[[ THE DATA, beginning ]]
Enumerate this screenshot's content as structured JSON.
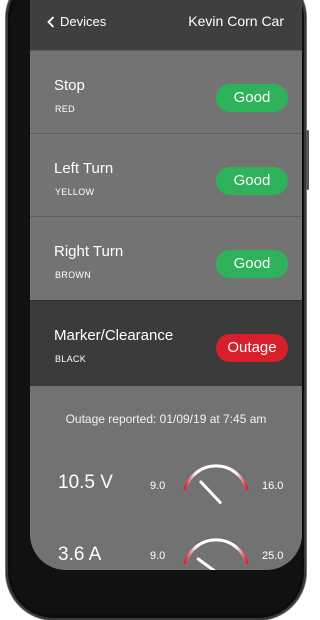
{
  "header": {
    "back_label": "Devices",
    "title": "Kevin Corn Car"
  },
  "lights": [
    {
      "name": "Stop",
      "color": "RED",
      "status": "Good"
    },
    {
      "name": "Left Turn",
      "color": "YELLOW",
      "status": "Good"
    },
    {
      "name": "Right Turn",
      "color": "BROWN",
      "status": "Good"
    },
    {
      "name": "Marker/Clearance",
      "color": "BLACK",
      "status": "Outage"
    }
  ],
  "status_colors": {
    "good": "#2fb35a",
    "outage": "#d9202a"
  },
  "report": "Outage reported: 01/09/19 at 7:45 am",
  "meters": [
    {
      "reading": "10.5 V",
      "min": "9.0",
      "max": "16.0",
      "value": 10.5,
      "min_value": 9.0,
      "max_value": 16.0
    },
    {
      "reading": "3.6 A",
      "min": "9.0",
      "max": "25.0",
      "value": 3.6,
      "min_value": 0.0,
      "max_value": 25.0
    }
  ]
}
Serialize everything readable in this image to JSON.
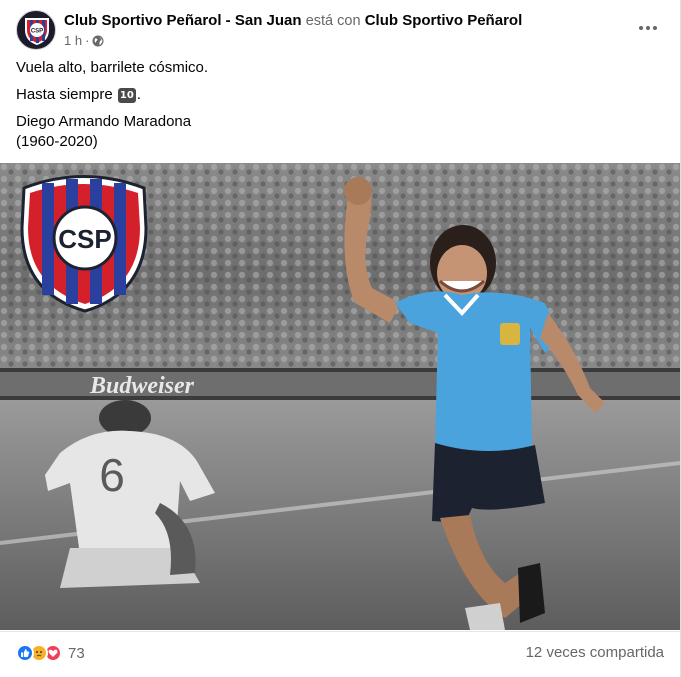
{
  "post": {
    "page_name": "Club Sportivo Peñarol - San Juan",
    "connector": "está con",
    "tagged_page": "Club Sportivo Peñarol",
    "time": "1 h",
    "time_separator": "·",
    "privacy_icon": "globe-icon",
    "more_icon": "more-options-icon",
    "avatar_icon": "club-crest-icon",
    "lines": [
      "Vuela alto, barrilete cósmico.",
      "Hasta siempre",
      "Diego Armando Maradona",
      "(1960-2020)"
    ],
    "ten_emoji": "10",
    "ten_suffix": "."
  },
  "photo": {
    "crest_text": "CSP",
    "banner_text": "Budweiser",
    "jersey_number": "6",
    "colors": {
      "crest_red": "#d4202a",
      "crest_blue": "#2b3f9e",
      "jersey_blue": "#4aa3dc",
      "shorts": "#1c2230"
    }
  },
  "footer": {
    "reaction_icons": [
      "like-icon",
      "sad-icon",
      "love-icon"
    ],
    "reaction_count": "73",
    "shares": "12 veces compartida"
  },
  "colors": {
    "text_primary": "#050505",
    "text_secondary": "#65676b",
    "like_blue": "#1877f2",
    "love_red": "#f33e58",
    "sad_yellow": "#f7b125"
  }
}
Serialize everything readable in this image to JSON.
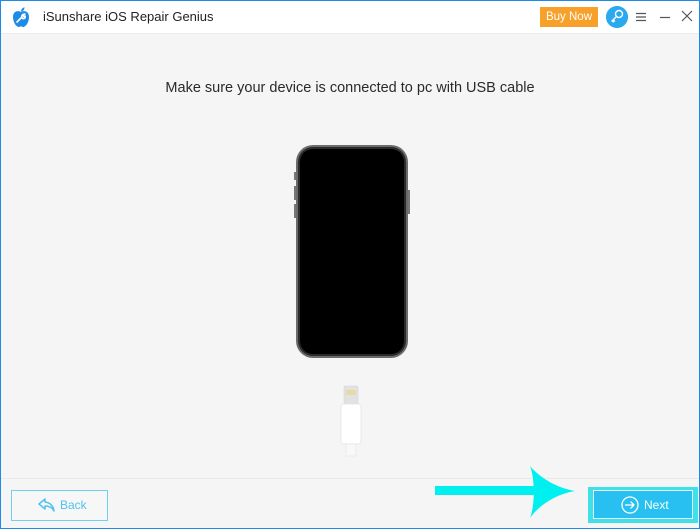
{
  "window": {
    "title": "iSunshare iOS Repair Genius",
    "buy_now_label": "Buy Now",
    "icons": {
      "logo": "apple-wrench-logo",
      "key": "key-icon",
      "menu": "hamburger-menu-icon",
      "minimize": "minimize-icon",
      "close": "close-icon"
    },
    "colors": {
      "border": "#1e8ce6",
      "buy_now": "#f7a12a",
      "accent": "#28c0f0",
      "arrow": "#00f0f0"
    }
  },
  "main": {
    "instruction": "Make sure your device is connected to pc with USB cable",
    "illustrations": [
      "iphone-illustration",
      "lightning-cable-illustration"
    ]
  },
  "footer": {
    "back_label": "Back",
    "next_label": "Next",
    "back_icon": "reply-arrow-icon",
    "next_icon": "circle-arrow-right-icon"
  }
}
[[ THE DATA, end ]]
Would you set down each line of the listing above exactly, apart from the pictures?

SOLVED EXERCISE:
Enumerate this screenshot's content as structured JSON.
{
  "header": {
    "back_label": "Devices",
    "title": "Kevin Corn Car"
  },
  "lights": [
    {
      "name": "Stop",
      "color": "RED",
      "status": "Good"
    },
    {
      "name": "Left Turn",
      "color": "YELLOW",
      "status": "Good"
    },
    {
      "name": "Right Turn",
      "color": "BROWN",
      "status": "Good"
    },
    {
      "name": "Marker/Clearance",
      "color": "BLACK",
      "status": "Outage"
    }
  ],
  "status_colors": {
    "good": "#2fb35a",
    "outage": "#d9202a"
  },
  "report": "Outage reported: 01/09/19 at 7:45 am",
  "meters": [
    {
      "reading": "10.5 V",
      "min": "9.0",
      "max": "16.0",
      "value": 10.5,
      "min_value": 9.0,
      "max_value": 16.0
    },
    {
      "reading": "3.6 A",
      "min": "9.0",
      "max": "25.0",
      "value": 3.6,
      "min_value": 0.0,
      "max_value": 25.0
    }
  ]
}
Serialize everything readable in this image to JSON.
{
  "post": {
    "page_name": "Club Sportivo Peñarol - San Juan",
    "connector": "está con",
    "tagged_page": "Club Sportivo Peñarol",
    "time": "1 h",
    "time_separator": "·",
    "privacy_icon": "globe-icon",
    "more_icon": "more-options-icon",
    "avatar_icon": "club-crest-icon",
    "lines": [
      "Vuela alto, barrilete cósmico.",
      "Hasta siempre",
      "Diego Armando Maradona",
      "(1960-2020)"
    ],
    "ten_emoji": "10",
    "ten_suffix": "."
  },
  "photo": {
    "crest_text": "CSP",
    "banner_text": "Budweiser",
    "jersey_number": "6",
    "colors": {
      "crest_red": "#d4202a",
      "crest_blue": "#2b3f9e",
      "jersey_blue": "#4aa3dc",
      "shorts": "#1c2230"
    }
  },
  "footer": {
    "reaction_icons": [
      "like-icon",
      "sad-icon",
      "love-icon"
    ],
    "reaction_count": "73",
    "shares": "12 veces compartida"
  },
  "colors": {
    "text_primary": "#050505",
    "text_secondary": "#65676b",
    "like_blue": "#1877f2",
    "love_red": "#f33e58",
    "sad_yellow": "#f7b125"
  }
}
Serialize everything readable in this image to JSON.
{
  "window": {
    "title": "iSunshare iOS Repair Genius",
    "buy_now_label": "Buy Now",
    "icons": {
      "logo": "apple-wrench-logo",
      "key": "key-icon",
      "menu": "hamburger-menu-icon",
      "minimize": "minimize-icon",
      "close": "close-icon"
    },
    "colors": {
      "border": "#1e8ce6",
      "buy_now": "#f7a12a",
      "accent": "#28c0f0",
      "arrow": "#00f0f0"
    }
  },
  "main": {
    "instruction": "Make sure your device is connected to pc with USB cable",
    "illustrations": [
      "iphone-illustration",
      "lightning-cable-illustration"
    ]
  },
  "footer": {
    "back_label": "Back",
    "next_label": "Next",
    "back_icon": "reply-arrow-icon",
    "next_icon": "circle-arrow-right-icon"
  }
}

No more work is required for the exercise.